Tempest inclined her chin, regarding Kathryn through very skeptical upturned eyes. “Telling Alexi you ‘never forgot how to lick a clit’ wasn’t your sense of humor; you were trying to shock him. It didn’t work. He’s never forgotten either. Women aren’t the only ones who know how to have good sex.” Taking hold of Kathryn’s frenetic fingers, Tempest turned her daughter so that the two women were regarding each other eye to eye, Kathryn’s hands enfolded in Tempest’s. “What is wrong, Kathryn?”

Kathryn looked down at their hands, surprised by the gesture, but pleased. “It’s hard for me to know how to act with you, too.

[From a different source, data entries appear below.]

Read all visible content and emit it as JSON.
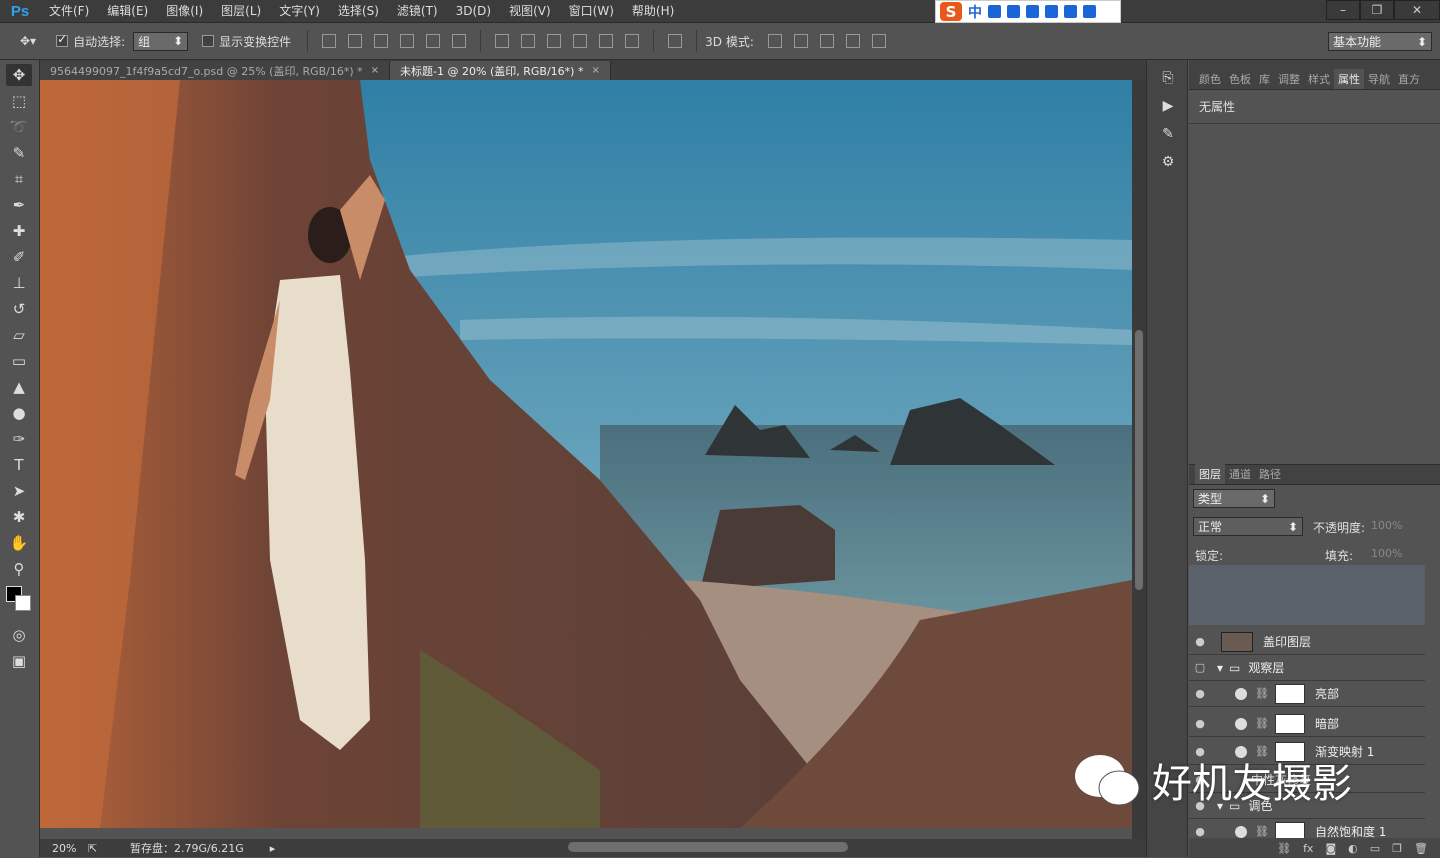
{
  "app": {
    "logo": "Ps"
  },
  "menu": [
    "文件(F)",
    "编辑(E)",
    "图像(I)",
    "图层(L)",
    "文字(Y)",
    "选择(S)",
    "滤镜(T)",
    "3D(D)",
    "视图(V)",
    "窗口(W)",
    "帮助(H)"
  ],
  "ime": {
    "logo": "S",
    "lang": "中"
  },
  "options": {
    "auto_select_label": "自动选择:",
    "auto_select_value": "组",
    "show_transform_label": "显示变换控件",
    "mode3d_label": "3D 模式:",
    "workspace": "基本功能"
  },
  "tabs": [
    {
      "title": "9564499097_1f4f9a5cd7_o.psd @ 25% (盖印, RGB/16*) *",
      "close": "×"
    },
    {
      "title": "未标题-1 @ 20% (盖印, RGB/16*) *",
      "close": "×"
    }
  ],
  "status": {
    "zoom": "20%",
    "scratch": "暂存盘：2.79G/6.21G"
  },
  "props": {
    "tabs": [
      "颜色",
      "色板",
      "库",
      "调整",
      "样式",
      "属性",
      "导航",
      "直方"
    ],
    "active_tab": "属性",
    "empty_text": "无属性"
  },
  "layers": {
    "tabs": [
      "图层",
      "通道",
      "路径"
    ],
    "filter_label": "类型",
    "blend_mode": "正常",
    "opacity_label": "不透明度:",
    "opacity_value": "100%",
    "lock_label": "锁定:",
    "fill_label": "填充:",
    "fill_value": "100%",
    "items": [
      {
        "name": "盖印图层"
      },
      {
        "name": "观察层"
      },
      {
        "name": "亮部"
      },
      {
        "name": "暗部"
      },
      {
        "name": "渐变映射 1"
      },
      {
        "name": "中性灰修复"
      },
      {
        "name": "调色"
      },
      {
        "name": "自然饱和度 1"
      }
    ]
  },
  "watermark": "好机友摄影",
  "colors": {
    "sky": "#3e8db0",
    "sea": "#4c7a8a",
    "rock": "#8a4e32",
    "ps_blue": "#2ea3ea"
  }
}
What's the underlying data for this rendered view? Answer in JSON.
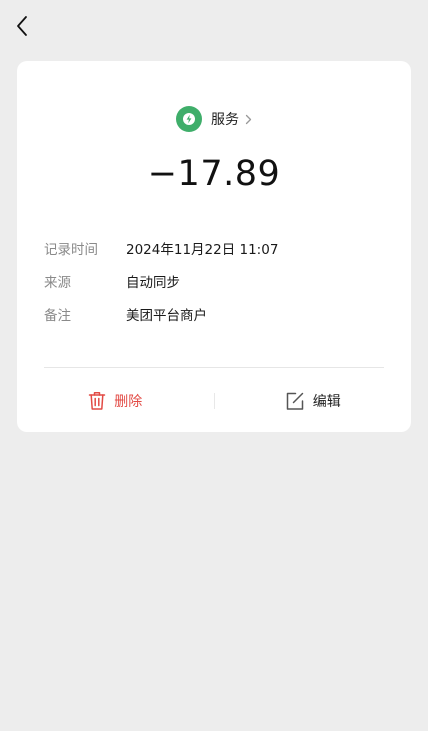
{
  "nav": {
    "back_icon": "chevron-left-icon"
  },
  "record": {
    "category": {
      "icon": "service-bolt-icon",
      "icon_color": "#3fae6a",
      "label": "服务"
    },
    "amount": "−17.89",
    "details": [
      {
        "label": "记录时间",
        "value": "2024年11月22日 11:07"
      },
      {
        "label": "来源",
        "value": "自动同步"
      },
      {
        "label": "备注",
        "value": "美团平台商户"
      }
    ]
  },
  "actions": {
    "delete_label": "删除",
    "delete_color": "#e24a44",
    "edit_label": "编辑"
  }
}
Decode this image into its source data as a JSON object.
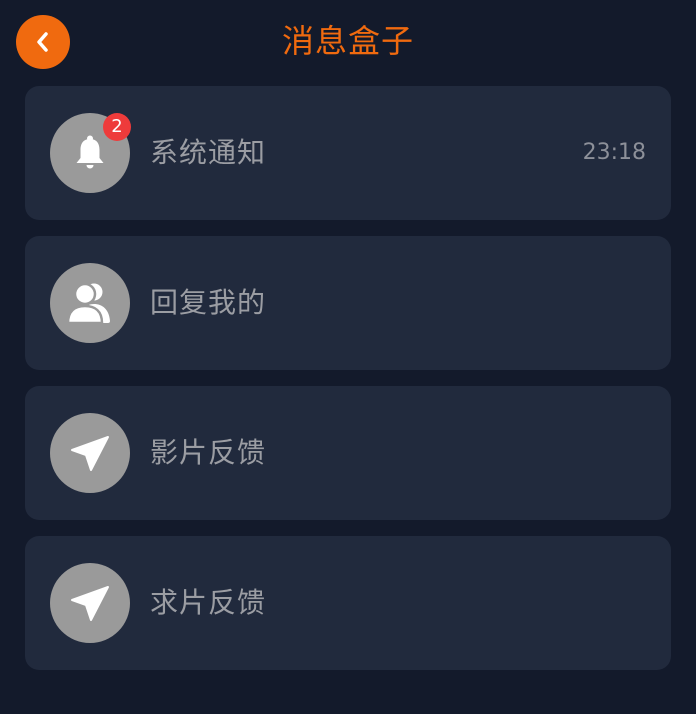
{
  "header": {
    "title": "消息盒子",
    "back_icon": "chevron-left-icon"
  },
  "colors": {
    "accent": "#f06a0f",
    "background": "#131a2b",
    "card": "#212a3d",
    "avatar": "#9a9a9a",
    "badge": "#ee3b3b"
  },
  "messages": [
    {
      "label": "系统通知",
      "icon": "bell-icon",
      "badge": "2",
      "time": "23:18"
    },
    {
      "label": "回复我的",
      "icon": "users-icon"
    },
    {
      "label": "影片反馈",
      "icon": "paper-plane-icon"
    },
    {
      "label": "求片反馈",
      "icon": "paper-plane-icon"
    }
  ]
}
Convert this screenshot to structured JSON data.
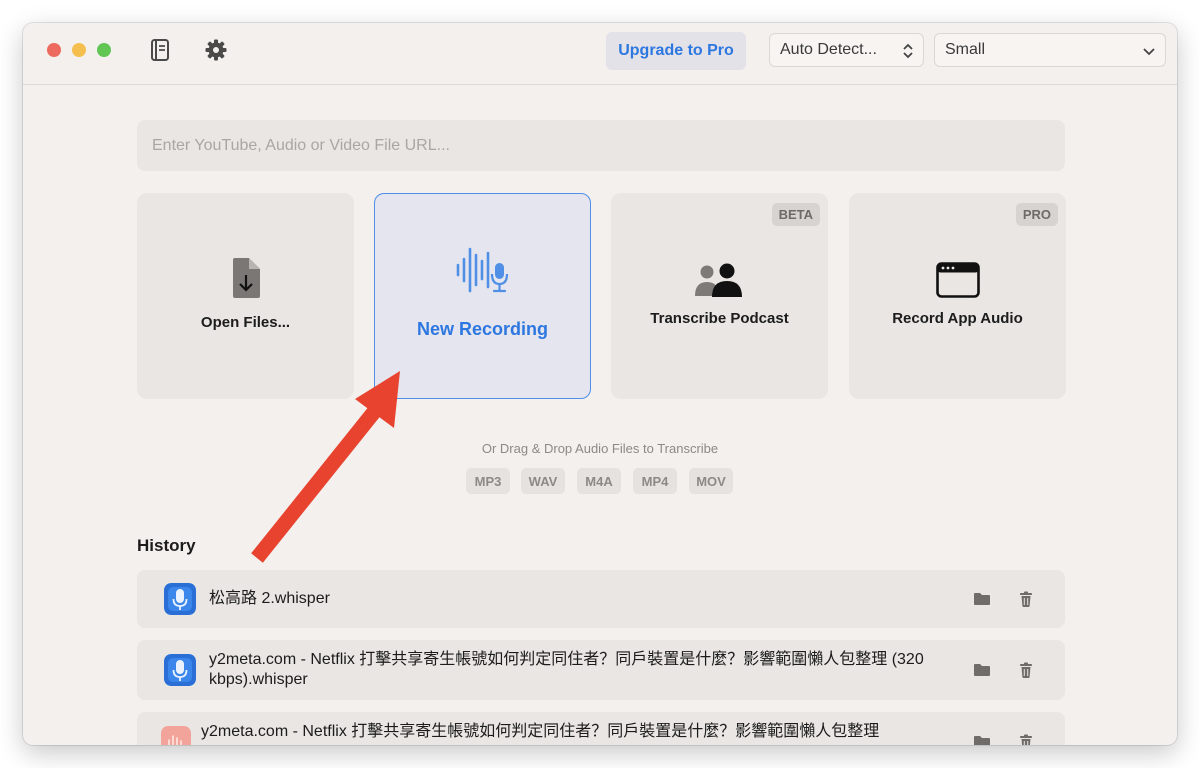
{
  "toolbar": {
    "upgrade_label": "Upgrade to Pro",
    "language_select": "Auto Detect...",
    "model_select": "Small"
  },
  "url_input": {
    "placeholder": "Enter YouTube, Audio or Video File URL..."
  },
  "cards": [
    {
      "label": "Open Files...",
      "icon": "file-download-icon"
    },
    {
      "label": "New Recording",
      "icon": "waveform-mic-icon"
    },
    {
      "label": "Transcribe Podcast",
      "icon": "people-icon",
      "badge": "BETA"
    },
    {
      "label": "Record App Audio",
      "icon": "app-window-icon",
      "badge": "PRO"
    }
  ],
  "drag_hint": "Or Drag & Drop Audio Files to Transcribe",
  "formats": [
    "MP3",
    "WAV",
    "M4A",
    "MP4",
    "MOV"
  ],
  "history": {
    "title": "History",
    "items": [
      {
        "name": "松高路 2.whisper"
      },
      {
        "name": "y2meta.com - Netflix 打擊共享寄生帳號如何判定同住者？同戶裝置是什麼？影響範圍懶人包整理 (320 kbps).whisper"
      },
      {
        "name": "y2meta.com - Netflix 打擊共享寄生帳號如何判定同住者？同戶裝置是什麼？影響範圍懶人包整理"
      }
    ]
  },
  "colors": {
    "accent": "#2d77e0",
    "window_bg": "#f4f0ed",
    "card_bg": "#e9e6e3",
    "annotation_arrow": "#e8432f"
  }
}
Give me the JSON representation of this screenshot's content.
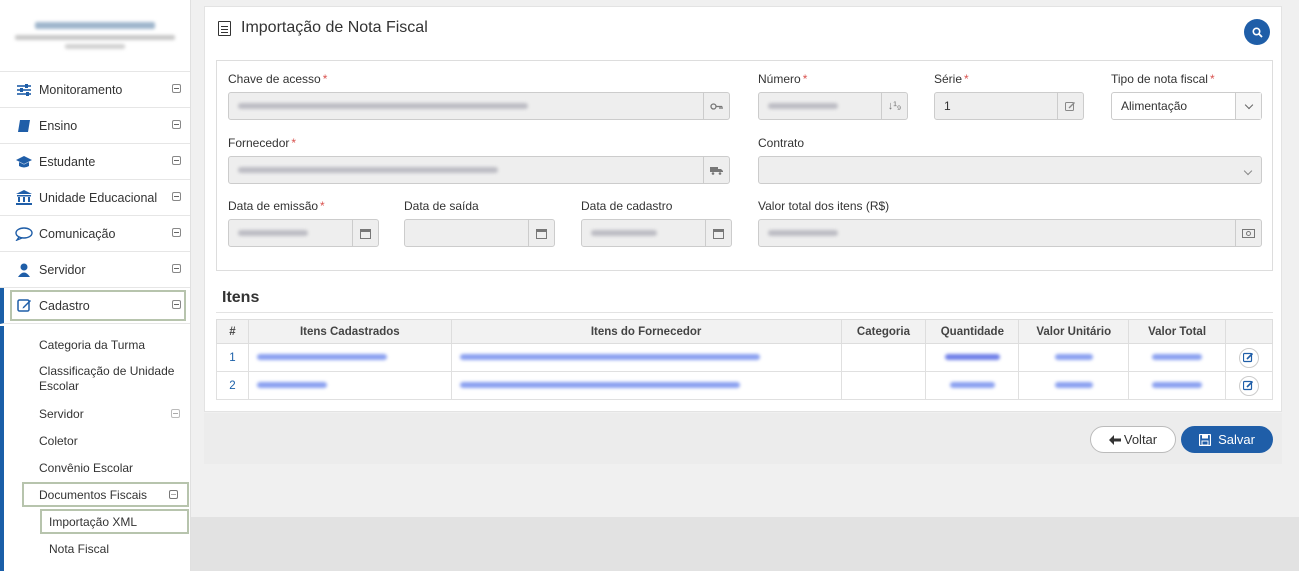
{
  "sidebar": {
    "menu": [
      {
        "label": "Monitoramento",
        "icon": "sliders-icon"
      },
      {
        "label": "Ensino",
        "icon": "book-icon"
      },
      {
        "label": "Estudante",
        "icon": "graduation-cap-icon"
      },
      {
        "label": "Unidade Educacional",
        "icon": "institution-icon"
      },
      {
        "label": "Comunicação",
        "icon": "chat-icon"
      },
      {
        "label": "Servidor",
        "icon": "user-icon"
      },
      {
        "label": "Cadastro",
        "icon": "edit-icon"
      }
    ],
    "submenu": {
      "categoria_turma": "Categoria da Turma",
      "classificacao_l1": "Classificação de Unidade",
      "classificacao_l2": "Escolar",
      "servidor": "Servidor",
      "coletor": "Coletor",
      "convenio": "Convênio Escolar",
      "documentos_fiscais": "Documentos Fiscais",
      "importacao_xml": "Importação XML",
      "nota_fiscal": "Nota Fiscal"
    }
  },
  "page": {
    "title": "Importação de Nota Fiscal"
  },
  "form": {
    "chave_label": "Chave de acesso",
    "numero_label": "Número",
    "serie_label": "Série",
    "serie_value": "1",
    "tipo_label": "Tipo de nota fiscal",
    "tipo_value": "Alimentação",
    "fornecedor_label": "Fornecedor",
    "contrato_label": "Contrato",
    "emissao_label": "Data de emissão",
    "saida_label": "Data de saída",
    "cadastro_label": "Data de cadastro",
    "valor_total_label": "Valor total dos itens (R$)",
    "required_mark": "*"
  },
  "items": {
    "title": "Itens",
    "headers": {
      "num": "#",
      "cadastrados": "Itens Cadastrados",
      "fornecedor": "Itens do Fornecedor",
      "categoria": "Categoria",
      "quantidade": "Quantidade",
      "valor_unitario": "Valor Unitário",
      "valor_total": "Valor Total"
    },
    "rows": [
      {
        "num": "1"
      },
      {
        "num": "2"
      }
    ]
  },
  "actions": {
    "voltar": "Voltar",
    "salvar": "Salvar"
  },
  "colors": {
    "primary": "#1f5ea8",
    "required": "#d9534f",
    "link": "#1a5fa8"
  }
}
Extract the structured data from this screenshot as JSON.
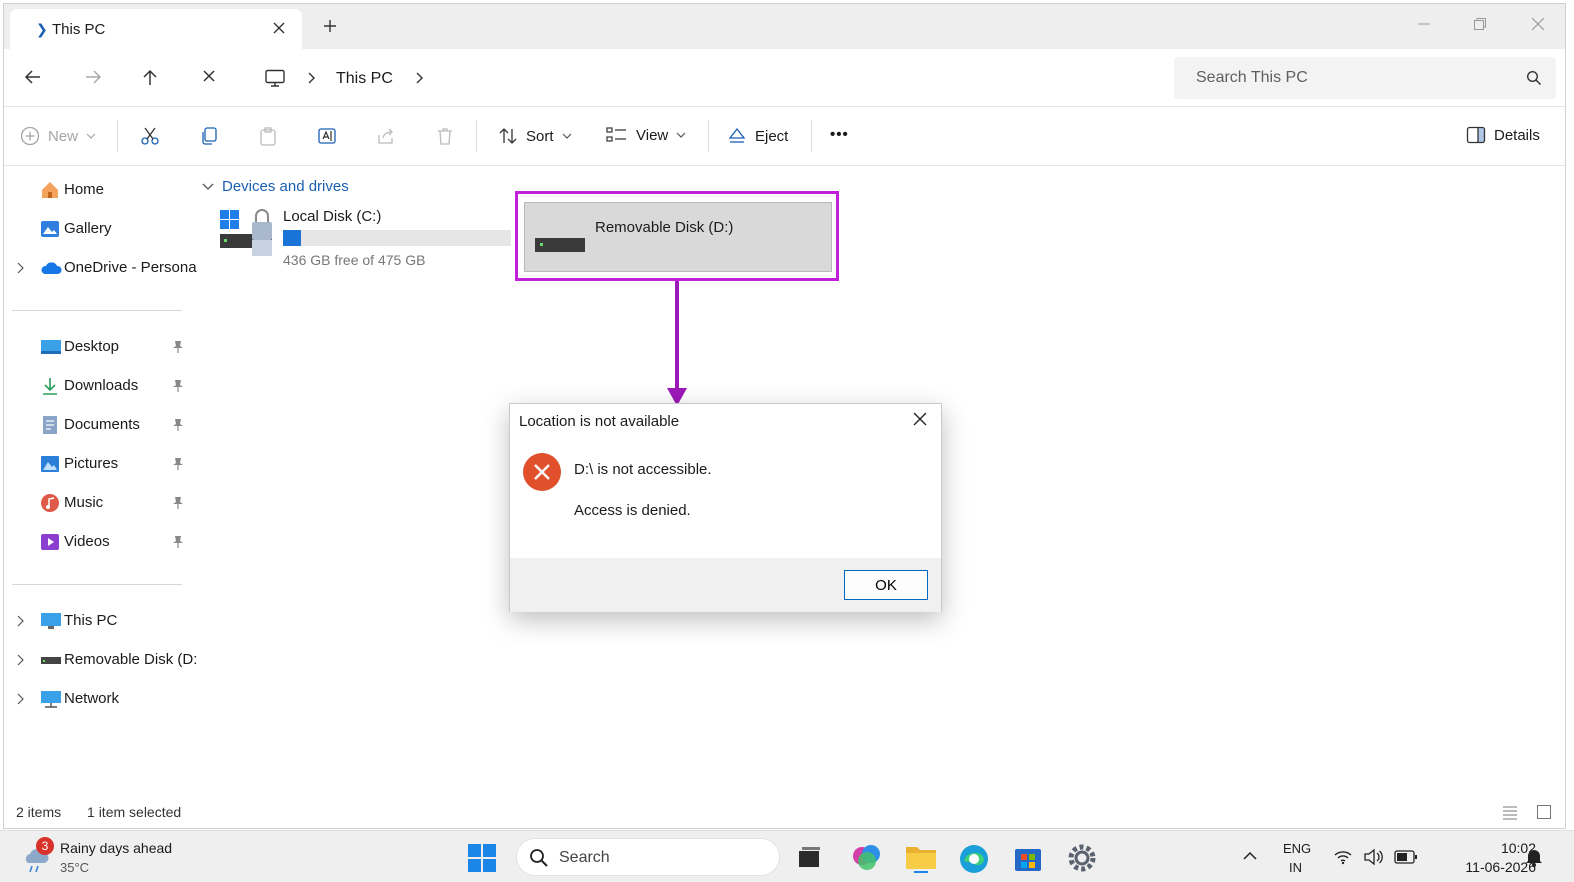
{
  "tab": {
    "title": "This PC"
  },
  "address": {
    "breadcrumb": "This PC",
    "search_placeholder": "Search This PC"
  },
  "commands": {
    "new": "New",
    "sort": "Sort",
    "view": "View",
    "eject": "Eject",
    "more": "•••",
    "details": "Details"
  },
  "sidebar": {
    "items": [
      {
        "label": "Home"
      },
      {
        "label": "Gallery"
      },
      {
        "label": "OneDrive - Persona"
      },
      {
        "label": "Desktop"
      },
      {
        "label": "Downloads"
      },
      {
        "label": "Documents"
      },
      {
        "label": "Pictures"
      },
      {
        "label": "Music"
      },
      {
        "label": "Videos"
      },
      {
        "label": "This PC"
      },
      {
        "label": "Removable Disk (D:"
      },
      {
        "label": "Network"
      }
    ]
  },
  "content": {
    "section": "Devices and drives",
    "drive_c": {
      "name": "Local Disk (C:)",
      "free": "436 GB free of 475 GB",
      "used_fraction": 0.08
    },
    "drive_d": {
      "name": "Removable Disk (D:)"
    }
  },
  "status": {
    "items": "2 items",
    "selected": "1 item selected"
  },
  "dialog": {
    "title": "Location is not available",
    "message": "D:\\ is not accessible.",
    "detail": "Access is denied.",
    "ok": "OK"
  },
  "taskbar": {
    "weather_title": "Rainy days ahead",
    "weather_temp": "35°C",
    "weather_badge": "3",
    "search": "Search",
    "lang_top": "ENG",
    "lang_bottom": "IN",
    "time": "10:02",
    "date": "11-06-2026"
  },
  "colors": {
    "accent": "#1a73d6",
    "highlight": "#c020d8",
    "error": "#e0502a"
  }
}
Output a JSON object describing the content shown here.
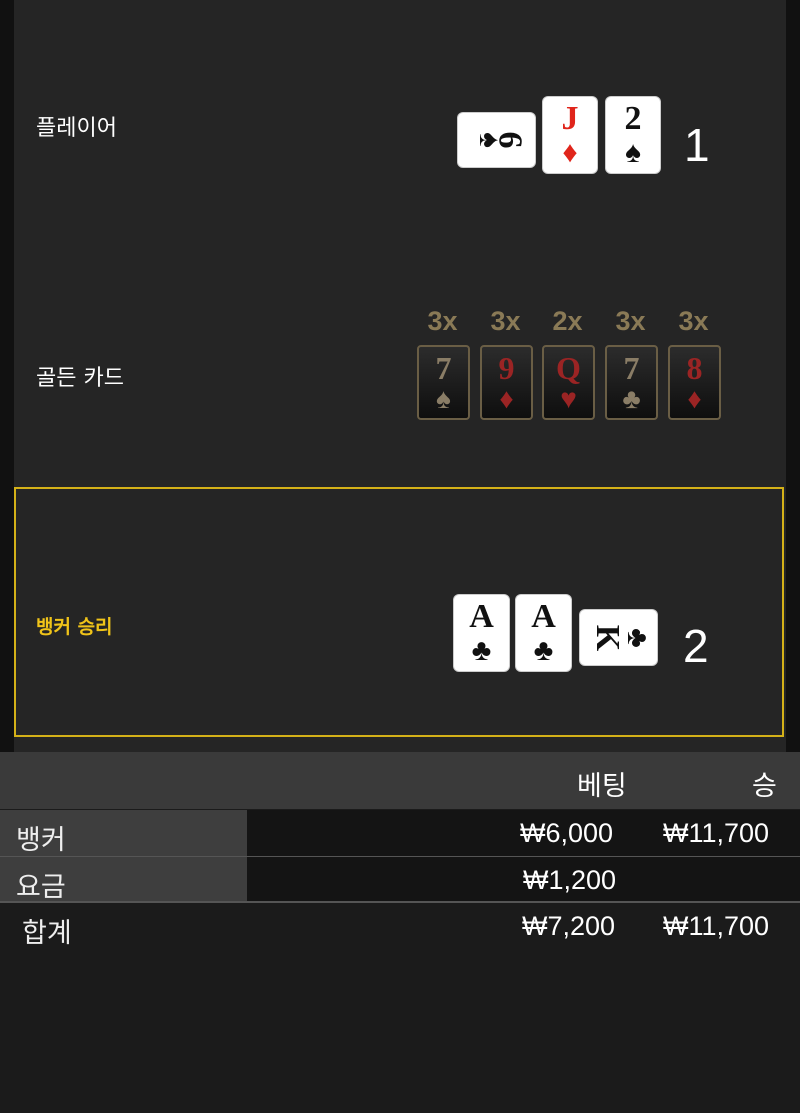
{
  "rows": {
    "player": {
      "label": "플레이어",
      "score": "1",
      "cards": [
        {
          "rank": "6",
          "suit": "♠",
          "color": "black",
          "orientation": "sideways"
        },
        {
          "rank": "J",
          "suit": "♦",
          "color": "red",
          "orientation": "upright"
        },
        {
          "rank": "2",
          "suit": "♠",
          "color": "black",
          "orientation": "upright"
        }
      ]
    },
    "golden": {
      "label": "골든 카드",
      "cards": [
        {
          "mult": "3x",
          "rank": "7",
          "suit": "♠",
          "color": "black"
        },
        {
          "mult": "3x",
          "rank": "9",
          "suit": "♦",
          "color": "red"
        },
        {
          "mult": "2x",
          "rank": "Q",
          "suit": "♥",
          "color": "red"
        },
        {
          "mult": "3x",
          "rank": "7",
          "suit": "♣",
          "color": "black"
        },
        {
          "mult": "3x",
          "rank": "8",
          "suit": "♦",
          "color": "red"
        }
      ]
    },
    "banker": {
      "label": "뱅커 승리",
      "score": "2",
      "cards": [
        {
          "rank": "A",
          "suit": "♣",
          "color": "black",
          "orientation": "upright"
        },
        {
          "rank": "A",
          "suit": "♣",
          "color": "black",
          "orientation": "upright"
        },
        {
          "rank": "K",
          "suit": "♣",
          "color": "black",
          "orientation": "sideways"
        }
      ]
    }
  },
  "table": {
    "headers": {
      "bet": "베팅",
      "win": "승"
    },
    "rows": [
      {
        "label": "뱅커",
        "bet": "₩6,000",
        "win": "₩11,700"
      },
      {
        "label": "요금",
        "bet": "₩1,200",
        "win": ""
      },
      {
        "label": "합계",
        "bet": "₩7,200",
        "win": "₩11,700"
      }
    ]
  },
  "colors": {
    "winner_highlight": "#d4b118",
    "red_suit": "#e0251b",
    "gold_text": "#f0c419"
  }
}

Are you my mother or my pal? You haven’t mothered me since I was sixteen, and then I get off to med school and you never communicate – oh, and when you do, it’s these cryptic little censored notes about your life, and I’m like- how the hell am I supposed to react to this?”

“Uh- honestly? Kat- I- I just don’t write much. To anyone.”

Tempest felt Kathryn’s fingers go slack in her palm. “I thought I might rate above anyone.”

“Why didn’t you just tell me?”

“I thought we’d resolve it while you were here. An actual visit from a real live will make up for a lot of missed letters.”

“And then I brought Alexi.” Tempest sighed. “I’m sorry. I didn’t know.”

“Yeah, well. Like I said, it’s OK.” This time Kathryn’s dismissive shrug was matched by her face, still, as always, carefully calculated to appear disaffected, but now with the small cues those who knew her well came to associate with her return to good spirits. The tension, once as thick as the pea soup fog, had dissipated.

“Let’s ditch the river and go back to your flat,” Tempest suggested. “Unless you’d rather dally on the steps-?”

“No. Not unless you get Alexi back down here and find me a date.” Kathryn snorted at the idea. She idly kicked at the iron railing. “But screw Plasticville, let’s go back to Atlantis. I can rustle up some old haunts.”

“That’s what they are now, Kathryn. It’s ghostly being on that ship.”

Kathryn puffed up her chest, Wonder Woman in a trench coat. “I’m Kathryn Renaud. I kick ghosts in the balls. Tap your badge and get us out of here.”

“Rainbird to Atlantis; two to beam up.”

Trek Logo Divider

No Comments

Leave a Reply